Website and app data records:

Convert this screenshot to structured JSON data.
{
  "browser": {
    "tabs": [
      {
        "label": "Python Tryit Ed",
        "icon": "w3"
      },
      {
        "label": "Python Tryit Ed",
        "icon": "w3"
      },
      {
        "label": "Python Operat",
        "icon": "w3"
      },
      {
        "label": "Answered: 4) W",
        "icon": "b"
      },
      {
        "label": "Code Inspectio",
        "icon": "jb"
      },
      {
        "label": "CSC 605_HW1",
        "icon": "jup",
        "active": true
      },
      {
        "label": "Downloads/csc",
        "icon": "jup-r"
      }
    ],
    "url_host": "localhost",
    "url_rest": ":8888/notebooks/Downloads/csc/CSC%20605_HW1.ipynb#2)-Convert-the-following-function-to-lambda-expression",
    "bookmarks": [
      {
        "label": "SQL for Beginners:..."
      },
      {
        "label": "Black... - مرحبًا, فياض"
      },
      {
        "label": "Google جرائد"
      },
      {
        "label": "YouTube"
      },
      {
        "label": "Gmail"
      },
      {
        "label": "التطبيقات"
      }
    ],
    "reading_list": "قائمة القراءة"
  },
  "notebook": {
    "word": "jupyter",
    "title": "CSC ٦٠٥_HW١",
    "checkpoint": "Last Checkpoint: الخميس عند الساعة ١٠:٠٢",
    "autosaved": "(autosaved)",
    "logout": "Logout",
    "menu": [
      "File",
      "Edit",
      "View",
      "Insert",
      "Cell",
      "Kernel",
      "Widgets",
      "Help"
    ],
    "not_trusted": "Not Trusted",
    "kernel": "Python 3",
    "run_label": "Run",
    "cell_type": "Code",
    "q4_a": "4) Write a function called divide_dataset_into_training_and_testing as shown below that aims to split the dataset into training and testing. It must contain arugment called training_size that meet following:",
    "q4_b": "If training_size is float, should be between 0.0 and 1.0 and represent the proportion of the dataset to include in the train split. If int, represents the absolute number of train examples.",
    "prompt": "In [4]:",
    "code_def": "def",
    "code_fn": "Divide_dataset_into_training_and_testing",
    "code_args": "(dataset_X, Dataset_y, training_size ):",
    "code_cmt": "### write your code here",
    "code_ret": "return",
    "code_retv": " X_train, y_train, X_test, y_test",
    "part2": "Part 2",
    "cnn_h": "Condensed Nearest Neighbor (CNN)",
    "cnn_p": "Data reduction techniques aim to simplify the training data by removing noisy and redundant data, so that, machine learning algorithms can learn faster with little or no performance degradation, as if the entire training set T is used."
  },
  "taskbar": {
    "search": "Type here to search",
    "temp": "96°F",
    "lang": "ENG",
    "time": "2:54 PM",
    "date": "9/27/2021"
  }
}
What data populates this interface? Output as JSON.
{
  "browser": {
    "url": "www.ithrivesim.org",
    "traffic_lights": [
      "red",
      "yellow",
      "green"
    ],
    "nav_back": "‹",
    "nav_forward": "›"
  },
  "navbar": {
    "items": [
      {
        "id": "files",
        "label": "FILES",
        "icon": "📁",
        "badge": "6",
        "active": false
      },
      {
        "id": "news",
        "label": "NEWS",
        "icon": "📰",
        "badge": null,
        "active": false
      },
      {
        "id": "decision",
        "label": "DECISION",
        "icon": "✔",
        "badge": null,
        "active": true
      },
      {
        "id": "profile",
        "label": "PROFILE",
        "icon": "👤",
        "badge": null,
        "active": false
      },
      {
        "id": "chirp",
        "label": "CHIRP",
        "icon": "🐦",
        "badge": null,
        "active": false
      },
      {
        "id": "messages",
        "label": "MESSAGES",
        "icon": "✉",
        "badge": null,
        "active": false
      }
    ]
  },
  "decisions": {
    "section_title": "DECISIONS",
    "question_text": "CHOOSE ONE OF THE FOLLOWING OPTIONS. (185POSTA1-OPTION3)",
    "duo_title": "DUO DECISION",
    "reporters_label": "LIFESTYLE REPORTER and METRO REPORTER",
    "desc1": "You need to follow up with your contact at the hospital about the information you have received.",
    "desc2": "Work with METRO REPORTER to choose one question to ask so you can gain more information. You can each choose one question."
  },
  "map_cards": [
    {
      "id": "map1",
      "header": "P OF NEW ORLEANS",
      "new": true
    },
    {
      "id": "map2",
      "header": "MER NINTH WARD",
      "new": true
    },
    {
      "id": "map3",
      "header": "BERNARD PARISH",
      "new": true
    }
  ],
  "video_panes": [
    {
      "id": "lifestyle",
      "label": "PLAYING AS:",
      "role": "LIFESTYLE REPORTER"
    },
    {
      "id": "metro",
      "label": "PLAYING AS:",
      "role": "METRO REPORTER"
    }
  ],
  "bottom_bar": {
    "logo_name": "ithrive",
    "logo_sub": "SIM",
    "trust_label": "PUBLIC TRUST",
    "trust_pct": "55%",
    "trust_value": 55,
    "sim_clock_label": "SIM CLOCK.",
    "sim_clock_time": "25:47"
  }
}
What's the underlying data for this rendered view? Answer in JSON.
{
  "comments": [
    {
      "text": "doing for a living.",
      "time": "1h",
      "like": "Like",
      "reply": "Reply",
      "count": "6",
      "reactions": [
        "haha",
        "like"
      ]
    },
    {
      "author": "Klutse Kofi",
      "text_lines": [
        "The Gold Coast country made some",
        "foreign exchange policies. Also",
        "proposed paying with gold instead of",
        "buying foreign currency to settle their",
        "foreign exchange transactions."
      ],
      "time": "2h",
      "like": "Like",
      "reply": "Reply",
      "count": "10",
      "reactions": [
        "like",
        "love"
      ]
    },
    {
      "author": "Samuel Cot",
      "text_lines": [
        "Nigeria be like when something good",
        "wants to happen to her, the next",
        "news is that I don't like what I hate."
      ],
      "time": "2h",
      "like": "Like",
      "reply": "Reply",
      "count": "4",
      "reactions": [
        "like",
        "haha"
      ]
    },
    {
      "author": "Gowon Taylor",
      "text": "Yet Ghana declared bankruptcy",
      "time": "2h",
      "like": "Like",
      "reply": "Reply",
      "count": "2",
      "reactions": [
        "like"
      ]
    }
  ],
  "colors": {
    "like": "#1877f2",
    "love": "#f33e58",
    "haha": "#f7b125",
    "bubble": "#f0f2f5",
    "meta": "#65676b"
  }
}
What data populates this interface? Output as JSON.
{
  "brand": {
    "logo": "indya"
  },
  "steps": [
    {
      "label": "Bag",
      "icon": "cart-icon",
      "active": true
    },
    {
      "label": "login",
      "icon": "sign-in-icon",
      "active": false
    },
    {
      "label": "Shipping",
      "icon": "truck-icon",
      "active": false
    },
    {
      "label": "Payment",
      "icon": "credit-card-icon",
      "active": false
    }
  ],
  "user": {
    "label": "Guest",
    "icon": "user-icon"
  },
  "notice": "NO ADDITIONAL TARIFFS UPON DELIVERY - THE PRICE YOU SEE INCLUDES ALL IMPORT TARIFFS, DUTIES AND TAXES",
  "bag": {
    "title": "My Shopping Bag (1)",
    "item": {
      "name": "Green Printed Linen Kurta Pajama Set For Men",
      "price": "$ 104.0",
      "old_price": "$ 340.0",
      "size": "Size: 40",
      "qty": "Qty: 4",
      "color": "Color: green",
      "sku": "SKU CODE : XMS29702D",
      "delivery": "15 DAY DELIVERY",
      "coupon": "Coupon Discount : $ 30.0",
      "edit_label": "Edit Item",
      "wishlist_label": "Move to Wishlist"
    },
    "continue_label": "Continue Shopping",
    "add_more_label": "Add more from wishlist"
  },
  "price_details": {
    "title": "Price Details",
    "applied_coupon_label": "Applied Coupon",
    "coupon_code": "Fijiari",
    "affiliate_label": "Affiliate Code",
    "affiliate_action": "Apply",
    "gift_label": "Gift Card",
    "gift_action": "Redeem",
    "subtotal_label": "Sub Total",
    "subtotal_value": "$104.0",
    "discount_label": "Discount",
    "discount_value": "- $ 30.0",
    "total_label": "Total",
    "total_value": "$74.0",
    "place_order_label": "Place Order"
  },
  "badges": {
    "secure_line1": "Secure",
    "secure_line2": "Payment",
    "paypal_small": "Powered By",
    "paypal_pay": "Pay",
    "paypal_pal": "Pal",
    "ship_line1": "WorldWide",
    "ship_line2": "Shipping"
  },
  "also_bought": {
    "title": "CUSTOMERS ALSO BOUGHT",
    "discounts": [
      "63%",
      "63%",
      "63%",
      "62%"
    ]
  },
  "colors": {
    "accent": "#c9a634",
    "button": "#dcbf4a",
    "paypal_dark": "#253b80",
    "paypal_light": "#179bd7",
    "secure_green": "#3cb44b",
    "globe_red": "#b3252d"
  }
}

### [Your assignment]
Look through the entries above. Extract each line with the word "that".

### [Answer area]
    "q4_a": "4) Write a function called divide_dataset_into_training_and_testing as shown below that aims to split the dataset into training and testing. It must contain arugment called training_size that meet following:",
    "cnn_p": "Data reduction techniques aim to simplify the training data by removing noisy and redundant data, so that, machine learning algorithms can learn faster with little or no performance degradation, as if the entire training set T is used."
        "news is that I don't like what I hate."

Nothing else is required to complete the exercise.